Training & Development / Prepare and Organize Training Content

The content of the training course should link directly with problem areas identified in the needs assessment and the training objectives. The training content can be organized in outline form to help prioritize and sequence the material. The end result should be that the training content is presented at the correct level to meet the objectives of the trainees.

In some instances the trainer may have a very clearly defined objective, even before the needs assessment. For example, when a new law is being introduced, certain groups may need to be informed about the new law, how it will affect them and their responsibilities under it.

Outlining the training content will help identify the key messages to be presented.

Presentation of a message is usually organized into the three main parts: introduction, body and conclusion.
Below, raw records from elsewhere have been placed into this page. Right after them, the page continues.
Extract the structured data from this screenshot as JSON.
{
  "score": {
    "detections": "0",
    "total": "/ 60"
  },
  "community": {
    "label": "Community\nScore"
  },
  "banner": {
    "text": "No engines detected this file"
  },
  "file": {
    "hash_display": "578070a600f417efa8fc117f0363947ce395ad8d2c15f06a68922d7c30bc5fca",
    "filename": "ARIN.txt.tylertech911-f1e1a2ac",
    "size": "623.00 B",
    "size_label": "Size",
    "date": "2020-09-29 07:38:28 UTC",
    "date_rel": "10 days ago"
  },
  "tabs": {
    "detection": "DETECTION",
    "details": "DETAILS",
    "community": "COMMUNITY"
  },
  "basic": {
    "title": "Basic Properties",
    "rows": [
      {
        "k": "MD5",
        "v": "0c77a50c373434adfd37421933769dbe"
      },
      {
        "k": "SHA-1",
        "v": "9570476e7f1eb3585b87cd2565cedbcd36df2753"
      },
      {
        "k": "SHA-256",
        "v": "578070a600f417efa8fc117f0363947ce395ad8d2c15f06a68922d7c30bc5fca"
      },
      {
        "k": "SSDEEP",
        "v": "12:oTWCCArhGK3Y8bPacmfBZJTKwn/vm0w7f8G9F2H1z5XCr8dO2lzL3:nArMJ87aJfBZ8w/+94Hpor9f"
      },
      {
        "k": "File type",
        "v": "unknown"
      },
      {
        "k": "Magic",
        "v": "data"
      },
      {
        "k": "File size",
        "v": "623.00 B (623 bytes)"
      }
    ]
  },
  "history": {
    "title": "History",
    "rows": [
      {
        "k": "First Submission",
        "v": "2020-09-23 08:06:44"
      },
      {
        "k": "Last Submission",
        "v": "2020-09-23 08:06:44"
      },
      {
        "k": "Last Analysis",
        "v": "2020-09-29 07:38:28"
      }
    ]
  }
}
One or more messages may be covered in each meeting session.

Introduction – Opening statements should attract attention. The introduction should include such key points as the purpose of the session, an outline of the information to be covered, how the information will be presented, how it will achieve the purpose of the session and the personal benefit to the trainers. A primary consideration in planning the introduction of a talk is to acknowledge what the trainees have been exposed to prior to this presentation and to address what information will follow.

Body – The information presented should flow in a logical way. The message should not be overloaded. A few well-developed points are more effective than too many.

Conclusion – A summary of the main points should be made. Trainees can be asked what specific action should be taken following this course. Close with a strong final statement. New information should not be presented at this time. A trainer has the attention of the participants primarily at the beginning and end of a session. Therefore, for greatest impact, it is good practice to make key points in the introduction of the topic and to summarize them again at the end.